* _TASK BRIEF_
A word-for-word restatement of every record is required.

%%

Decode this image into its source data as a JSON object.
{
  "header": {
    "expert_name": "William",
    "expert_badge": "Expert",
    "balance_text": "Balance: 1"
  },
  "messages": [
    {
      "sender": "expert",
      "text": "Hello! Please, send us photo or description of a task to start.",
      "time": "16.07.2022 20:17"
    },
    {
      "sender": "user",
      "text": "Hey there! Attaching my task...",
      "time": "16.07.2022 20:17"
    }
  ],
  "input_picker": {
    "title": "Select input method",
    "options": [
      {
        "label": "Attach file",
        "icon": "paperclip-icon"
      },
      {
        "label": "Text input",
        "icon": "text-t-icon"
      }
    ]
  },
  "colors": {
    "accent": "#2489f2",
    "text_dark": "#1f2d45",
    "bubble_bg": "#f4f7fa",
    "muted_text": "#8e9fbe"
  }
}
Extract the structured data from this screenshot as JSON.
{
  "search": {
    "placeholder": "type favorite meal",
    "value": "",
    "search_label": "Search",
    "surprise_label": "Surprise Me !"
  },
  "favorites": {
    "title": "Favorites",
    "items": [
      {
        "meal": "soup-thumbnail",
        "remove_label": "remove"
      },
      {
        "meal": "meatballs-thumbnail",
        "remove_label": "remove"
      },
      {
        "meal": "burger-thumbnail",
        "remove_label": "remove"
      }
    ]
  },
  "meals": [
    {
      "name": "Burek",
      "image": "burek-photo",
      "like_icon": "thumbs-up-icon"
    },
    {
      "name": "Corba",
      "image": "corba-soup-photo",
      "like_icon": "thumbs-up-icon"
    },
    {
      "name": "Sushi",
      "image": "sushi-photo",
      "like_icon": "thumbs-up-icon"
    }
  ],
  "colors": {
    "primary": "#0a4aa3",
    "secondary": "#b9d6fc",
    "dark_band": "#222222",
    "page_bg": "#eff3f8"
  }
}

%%

* _EXERCISE RESPONSE_
Decode this image into its source data as a JSON object.
{
  "header": {
    "expert_name": "William",
    "expert_badge": "Expert",
    "balance_text": "Balance: 1"
  },
  "messages": [
    {
      "sender": "expert",
      "text": "Hello! Please, send us photo or description of a task to start.",
      "time": "16.07.2022 20:17"
    },
    {
      "sender": "user",
      "text": "Hey there! Attaching my task...",
      "time": "16.07.2022 20:17"
    }
  ],
  "input_picker": {
    "title": "Select input method",
    "options": [
      {
        "label": "Attach file",
        "icon": "paperclip-icon"
      },
      {
        "label": "Text input",
        "icon": "text-t-icon"
      }
    ]
  },
  "colors": {
    "accent": "#2489f2",
    "text_dark": "#1f2d45",
    "bubble_bg": "#f4f7fa",
    "muted_text": "#8e9fbe"
  }
}
Extract the structured data from this screenshot as JSON.
{
  "search": {
    "placeholder": "type favorite meal",
    "value": "",
    "search_label": "Search",
    "surprise_label": "Surprise Me !"
  },
  "favorites": {
    "title": "Favorites",
    "items": [
      {
        "meal": "soup-thumbnail",
        "remove_label": "remove"
      },
      {
        "meal": "meatballs-thumbnail",
        "remove_label": "remove"
      },
      {
        "meal": "burger-thumbnail",
        "remove_label": "remove"
      }
    ]
  },
  "meals": [
    {
      "name": "Burek",
      "image": "burek-photo",
      "like_icon": "thumbs-up-icon"
    },
    {
      "name": "Corba",
      "image": "corba-soup-photo",
      "like_icon": "thumbs-up-icon"
    },
    {
      "name": "Sushi",
      "image": "sushi-photo",
      "like_icon": "thumbs-up-icon"
    }
  ],
  "colors": {
    "primary": "#0a4aa3",
    "secondary": "#b9d6fc",
    "dark_band": "#222222",
    "page_bg": "#eff3f8"
  }
}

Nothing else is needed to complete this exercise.